Researchers at Massachusetts General Hospital (MGH) are studying whether inhaling a gas called nitric oxide can help treat patients with COVID-19, or even prevent people from getting the disease.
Although nitric oxide is widely used to treat patients with respiratory failure, MGH is the only hospital in the United States, and one of the few in the world, studying it for the treatment of COVID-19, according to the CDC. (MGH is conducting one of the studies in cooperation with teams in Alabama and Louisiana.)
Nitric oxide is a colorless gas, not to be confused with “nitrous oxide,” better known as laughing gas, or “nitrogen dioxide,” a smoggy brown air pollutant.

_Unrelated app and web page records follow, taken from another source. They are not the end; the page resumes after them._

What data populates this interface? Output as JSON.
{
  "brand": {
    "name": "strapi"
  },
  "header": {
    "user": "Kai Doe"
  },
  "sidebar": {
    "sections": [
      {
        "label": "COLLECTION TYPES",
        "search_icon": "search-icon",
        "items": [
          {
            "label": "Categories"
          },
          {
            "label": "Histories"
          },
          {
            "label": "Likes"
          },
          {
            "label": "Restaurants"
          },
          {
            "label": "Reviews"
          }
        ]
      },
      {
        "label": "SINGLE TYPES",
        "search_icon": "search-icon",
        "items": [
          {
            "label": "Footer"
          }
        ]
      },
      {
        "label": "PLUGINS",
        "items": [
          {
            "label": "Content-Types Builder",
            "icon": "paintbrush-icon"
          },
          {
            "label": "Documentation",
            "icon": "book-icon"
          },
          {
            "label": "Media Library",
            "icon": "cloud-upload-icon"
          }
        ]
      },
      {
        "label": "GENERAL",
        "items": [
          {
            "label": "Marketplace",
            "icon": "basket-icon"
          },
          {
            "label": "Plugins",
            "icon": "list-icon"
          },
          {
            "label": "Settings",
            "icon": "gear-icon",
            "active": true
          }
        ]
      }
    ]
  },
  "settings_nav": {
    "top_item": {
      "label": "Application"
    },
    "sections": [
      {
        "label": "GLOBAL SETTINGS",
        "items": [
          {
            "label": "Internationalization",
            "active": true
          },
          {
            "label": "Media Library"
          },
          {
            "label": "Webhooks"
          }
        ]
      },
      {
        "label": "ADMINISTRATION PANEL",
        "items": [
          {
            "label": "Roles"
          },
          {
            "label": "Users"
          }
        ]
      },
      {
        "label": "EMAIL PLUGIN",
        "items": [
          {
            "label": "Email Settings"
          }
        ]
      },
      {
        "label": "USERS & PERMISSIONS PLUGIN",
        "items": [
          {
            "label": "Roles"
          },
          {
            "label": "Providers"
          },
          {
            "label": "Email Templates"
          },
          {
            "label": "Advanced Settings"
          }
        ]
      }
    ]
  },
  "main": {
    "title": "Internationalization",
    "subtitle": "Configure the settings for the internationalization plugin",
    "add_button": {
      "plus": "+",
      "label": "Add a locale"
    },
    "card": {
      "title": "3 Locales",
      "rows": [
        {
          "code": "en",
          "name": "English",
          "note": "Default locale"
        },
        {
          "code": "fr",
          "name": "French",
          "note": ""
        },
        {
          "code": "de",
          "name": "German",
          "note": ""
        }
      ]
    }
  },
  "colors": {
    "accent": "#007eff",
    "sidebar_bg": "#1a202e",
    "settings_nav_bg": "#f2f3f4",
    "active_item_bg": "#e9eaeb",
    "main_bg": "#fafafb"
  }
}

The human body makes nitric oxide on its own, and uses it as a chemical messenger. Low levels of nitric oxide constrict blood vessels; higher levels dilate them, increasing blood flow. When patients inhale it through a face mask or mechanical ventilator, it can open airways and help them breathe better.
Libby Hohmann, a physician in the infectious diseases division at Massachusetts General Hospital, calls nitric oxide “a favorite of MGH.”